Instructions to follow. Repeat each entry exactly.

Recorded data
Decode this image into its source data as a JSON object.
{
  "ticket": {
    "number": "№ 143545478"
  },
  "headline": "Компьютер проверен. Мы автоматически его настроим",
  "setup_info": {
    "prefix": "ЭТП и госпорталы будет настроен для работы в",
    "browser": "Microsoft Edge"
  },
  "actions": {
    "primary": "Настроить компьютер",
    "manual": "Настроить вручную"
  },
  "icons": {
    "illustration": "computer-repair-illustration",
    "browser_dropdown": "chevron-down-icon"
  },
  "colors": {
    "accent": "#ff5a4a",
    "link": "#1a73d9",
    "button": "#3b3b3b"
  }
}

Answer section.
Decode this image into its source data as a JSON object.
{
  "ticket": {
    "number": "№ 143545478"
  },
  "headline": "Компьютер проверен. Мы автоматически его настроим",
  "setup_info": {
    "prefix": "ЭТП и госпорталы будет настроен для работы в",
    "browser": "Microsoft Edge"
  },
  "actions": {
    "primary": "Настроить компьютер",
    "manual": "Настроить вручную"
  },
  "icons": {
    "illustration": "computer-repair-illustration",
    "browser_dropdown": "chevron-down-icon"
  },
  "colors": {
    "accent": "#ff5a4a",
    "link": "#1a73d9",
    "button": "#3b3b3b"
  }
}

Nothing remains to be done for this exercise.